The book plays itself in a few layers of American society, thus demonstrating Charlton Heston theses that “Amerika is reeling…” Vast majority of the society living here is not even aware of what that means and those who are looked upon with suspicion. The hero of the story is coming back home and because his driver’s license is expired, of which he is not even aware, he gets arrested, which opens up a reality in which his live isn’t his anymore and waiting for justice he gets the message that the courtroom has nothing to do with justice. It is about the law. Which is something the author working in one of the American courts has got to know. The hero is alone. He makes notes of his loneliness and isolation, and his notes thus prepared are later on found by his friends. This isn’t a book for those who think everything is nice and dandy. Which sound almost like a deterrent — yet, If you get it, there is a chance you may get interested, you may even find yourself in it together with your unnecessary, unwanted, meaningless life — it shall come to you to shake up your certainty — together with Hekuba’s cart sound: trundling under the burning sun, yet empty, but soon filled with the body of her son.
About the author:

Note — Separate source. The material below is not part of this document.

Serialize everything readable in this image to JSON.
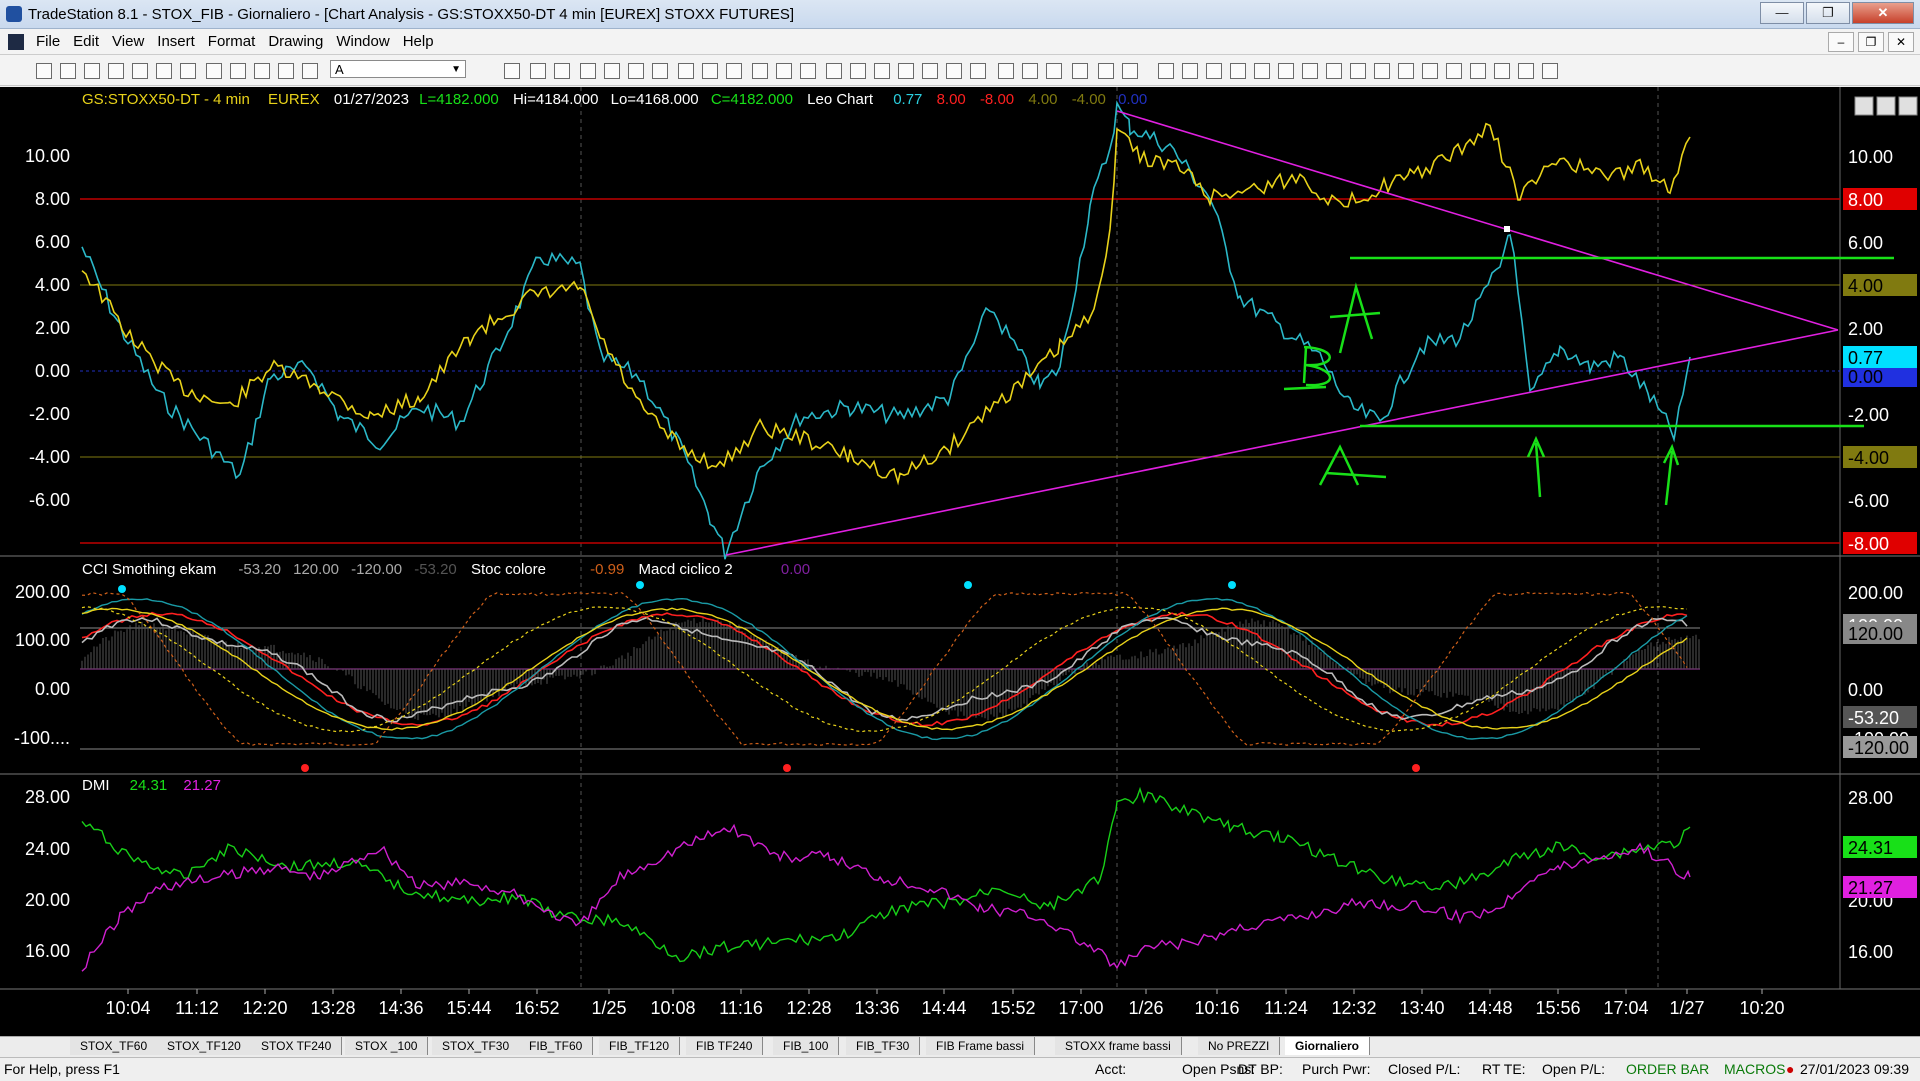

JACK HABEREK speaks five languages. A building manager in Brooklyn New York. He grew up in Silesia (today’s Poland) and then in Germany (Munich). He attended his first class at Strasbourg, France of what’s called in Europe Lycée. He received his master’s degree from the University of Breslau (Wroclaw) in German literature. He then continued for his doctoral level in Vienna. This is his tenth book.